  1. boutique investment advisory houses: Built by brokers/advisors who themselves have defected from the large wirehouses, these firms take service and advice very seriously. In some sense, they’re a further move into full-service.
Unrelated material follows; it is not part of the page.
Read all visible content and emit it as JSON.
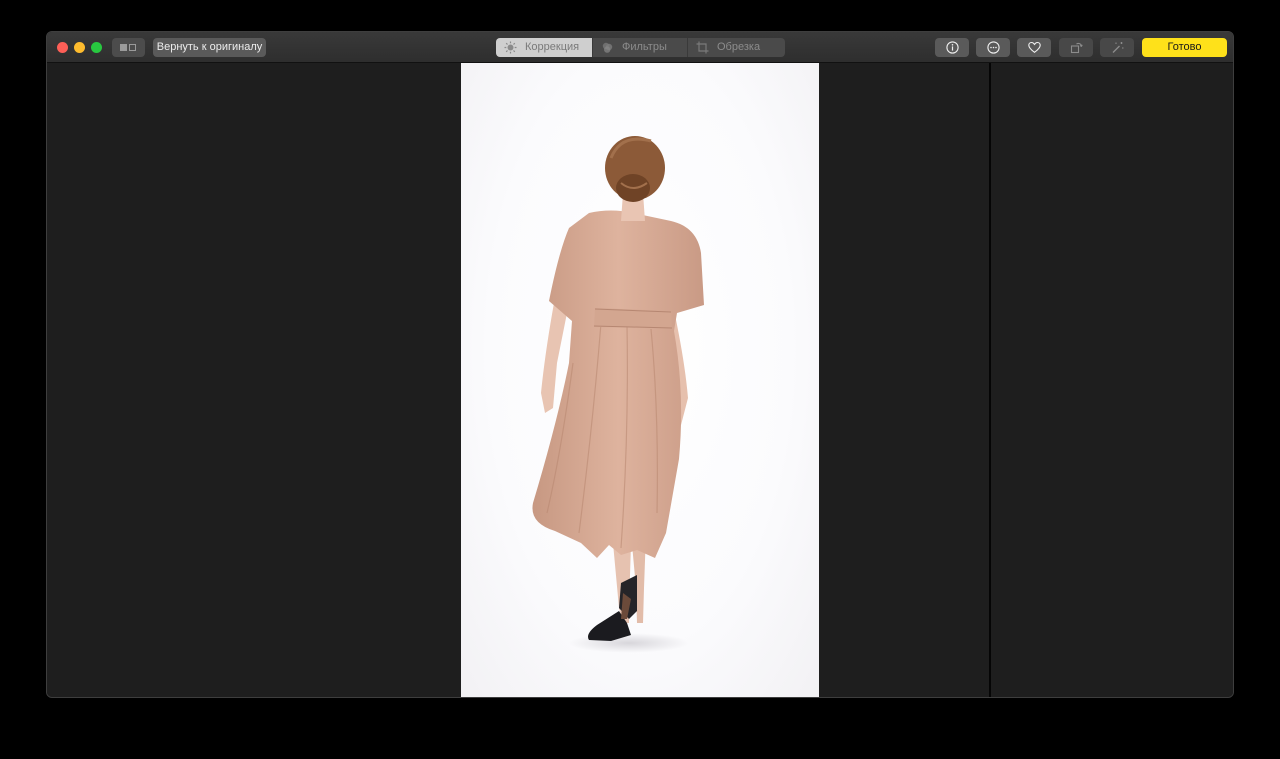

They are competing head-on with traditional brokerages by upping the ante on technology, service and investment advice.  Investors who feel slighted by their advisor and want the extra hand-holding find this model really attractive.  It’s interesting to note that many of these firms are being founded/built by traditional brokers evolving to this model.
  2. online brokerages: Firms like E*Trade and Ameritrade are taking the bulk of this business.  In the wake of the financial tsunami, some investors are looking to take back investment decisions and don’t want to pay someone else for underperformance.  Proof of this is in capital flowing to online brokerages.  E*Trade reported that it had net new accounts of almost 30,000 in the first quarter of 2009 with $3.5 billion in net new customer assets.

I’ve written about the emergent trend towards high end investment advisors and how traditional stock brokers are resurrecting themselves and building smaller, nimbler firms with their billion-dollar books of business.  I’ve spent less time discussing how online brokers are luring assets.
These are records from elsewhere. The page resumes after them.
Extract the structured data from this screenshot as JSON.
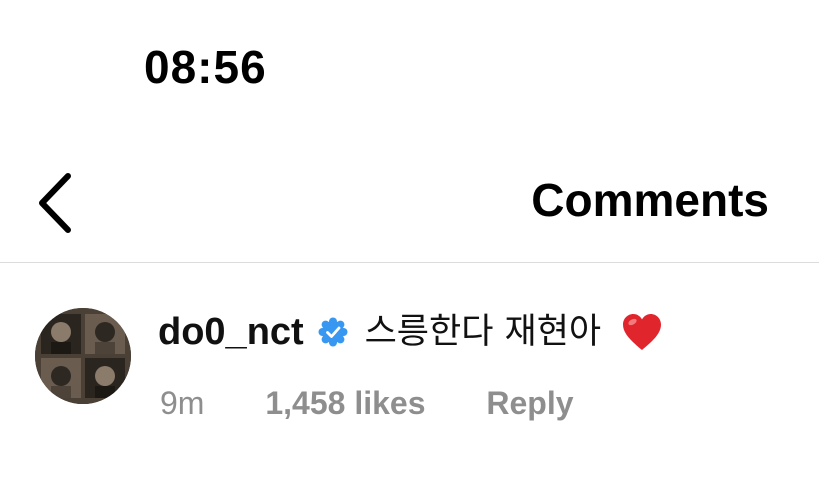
{
  "status_bar": {
    "time": "08:56"
  },
  "header": {
    "title": "Comments",
    "back_icon": "chevron-left-icon"
  },
  "comment": {
    "username": "do0_nct",
    "verified": true,
    "text": "스릉한다 재현아",
    "emoji": "heart-emoji",
    "time_ago": "9m",
    "likes": "1,458 likes",
    "reply_label": "Reply"
  },
  "colors": {
    "verified_blue": "#3897f0",
    "meta_gray": "#8e8e8e",
    "heart_red": "#e0262c"
  }
}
Online Advisoretrade_onlineadvisor

I had the opportunity last night to have a guided demo of a recently-launched E*Trade product, Online Advisor, with E*Trade’s Liat Rorer, VP of Investment Products.  Online Advisor, developed as part of E*Trade’s newly-minted Investor Resource Center, is a nifty little financial planner-in-a-box.

In a quick and easy 4-step process, Online Advisor: Continue reading

Alerts4All gives you (even more) alerts

Alerts4All, a new product recently launched by Strateer, a financial services startup, brings a ton of functionality for those investors/traders using alerts.  The system allows investors to easily set up a whole slew of alerts delivered via email, SMS or RSS.  Investors can use typical price movements as triggers but goes further to provide functionality for its triggers that incorporates technical analysis (MACD, RSI) as well as pattern recognition of flag formations, double tops and double bottoms.

We’ve covered Smartstops, another startup that has taken its functionality one step further, allowing investors to pre-program their Ameritrade accounts with the Smartstops methodology and actually execute trades off of it.

[Hat tip: Barron’s Electronic Investor]

SmartStops rolls out BrokerLink with TDAmeritrade

As a follow up to my post on July 17th where I profiled SmartStops and the firm’s innovative way of handling trading exit strategies, it appears as if the firm landed a whopper of a partnership with the largest online broker, TD Ameritrade.  The agreement brings SmartStops’ BrokerLink,  the “ability to have trades automatically executed when at-risk stock and ETF prices fall enough to trigger their daily SmartStops” to TD Ameritrade’s almost 7 million account holders.

For buy and holders who have seen their portfolio’s go nowhere over the past few years, SmartStops claims that its system beats traditional buy and hold strategies.  It’s interesting that Ameritrade launched this program.  As basic online brokerage services have become commoditized, any research or trading strategy that can be integrated into a broker’s platform and increase trading volume is a boon to the broker.  I’d love to see some preliminary data coming out of the partnership about trading volume and performance.

I think this bodes well for both Ameritrade and SmartStops.  It immediately gives SmartStops the credibility of a deal with a Tier 1 player and for Ameritrade, it’s great to see them expand out their research/trading platform to incorporate this type of system.  SmartStops doesn’t claim to tell you which stocks to pick — rather, once you’ve made that decision, SmartStops wants to give you an exit strategy that according to the firm, widens when market volatility goes down and tightens when it increases.  I look to both firms to sign more of these types of deals (especially seeing that the online brokers typically sign business development deals in tandem).  Sometimes this is just lazy deal making and other times, brokers and their customers don’t actually know what they want until they see it.